# [ABOUT THIS TASK]
In the entries below, find the string "anlegen" and return each line holding it.
BEGIN SUPPLIED DATA
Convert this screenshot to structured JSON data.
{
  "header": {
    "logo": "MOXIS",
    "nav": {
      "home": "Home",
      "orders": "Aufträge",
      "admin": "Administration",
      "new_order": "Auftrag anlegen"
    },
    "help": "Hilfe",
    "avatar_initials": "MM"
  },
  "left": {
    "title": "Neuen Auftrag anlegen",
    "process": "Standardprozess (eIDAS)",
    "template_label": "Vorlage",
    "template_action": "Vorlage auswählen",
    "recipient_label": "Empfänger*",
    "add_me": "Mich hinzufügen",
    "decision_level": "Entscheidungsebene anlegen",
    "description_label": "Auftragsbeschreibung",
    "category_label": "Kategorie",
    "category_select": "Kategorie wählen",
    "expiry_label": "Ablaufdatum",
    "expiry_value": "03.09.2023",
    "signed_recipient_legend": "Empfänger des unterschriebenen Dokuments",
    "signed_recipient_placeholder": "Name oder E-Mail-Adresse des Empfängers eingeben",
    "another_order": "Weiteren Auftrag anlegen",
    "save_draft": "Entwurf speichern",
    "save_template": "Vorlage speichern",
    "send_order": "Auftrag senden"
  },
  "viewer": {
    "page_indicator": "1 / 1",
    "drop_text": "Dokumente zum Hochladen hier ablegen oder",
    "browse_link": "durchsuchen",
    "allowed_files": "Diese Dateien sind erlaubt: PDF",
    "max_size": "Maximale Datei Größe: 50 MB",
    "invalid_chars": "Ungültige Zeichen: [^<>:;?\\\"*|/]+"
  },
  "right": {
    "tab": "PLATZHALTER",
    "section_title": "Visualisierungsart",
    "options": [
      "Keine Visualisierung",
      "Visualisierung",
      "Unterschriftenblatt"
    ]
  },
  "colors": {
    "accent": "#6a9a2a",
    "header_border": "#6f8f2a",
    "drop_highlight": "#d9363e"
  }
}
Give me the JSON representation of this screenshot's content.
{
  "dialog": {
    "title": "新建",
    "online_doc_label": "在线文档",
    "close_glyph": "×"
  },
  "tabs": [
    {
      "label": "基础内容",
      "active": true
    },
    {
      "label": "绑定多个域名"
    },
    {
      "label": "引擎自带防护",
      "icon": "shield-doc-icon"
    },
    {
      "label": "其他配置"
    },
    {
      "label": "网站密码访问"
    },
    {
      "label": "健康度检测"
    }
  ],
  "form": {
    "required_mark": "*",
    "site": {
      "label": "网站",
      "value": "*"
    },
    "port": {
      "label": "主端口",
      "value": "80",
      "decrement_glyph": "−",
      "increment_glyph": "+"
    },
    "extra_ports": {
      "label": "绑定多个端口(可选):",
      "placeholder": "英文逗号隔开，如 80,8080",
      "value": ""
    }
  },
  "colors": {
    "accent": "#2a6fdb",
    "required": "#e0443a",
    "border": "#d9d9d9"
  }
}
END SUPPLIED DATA
# [EXPECTED ANSWER]
      "new_order": "Auftrag anlegen"
    "title": "Neuen Auftrag anlegen",
    "decision_level": "Entscheidungsebene anlegen",
    "another_order": "Weiteren Auftrag anlegen",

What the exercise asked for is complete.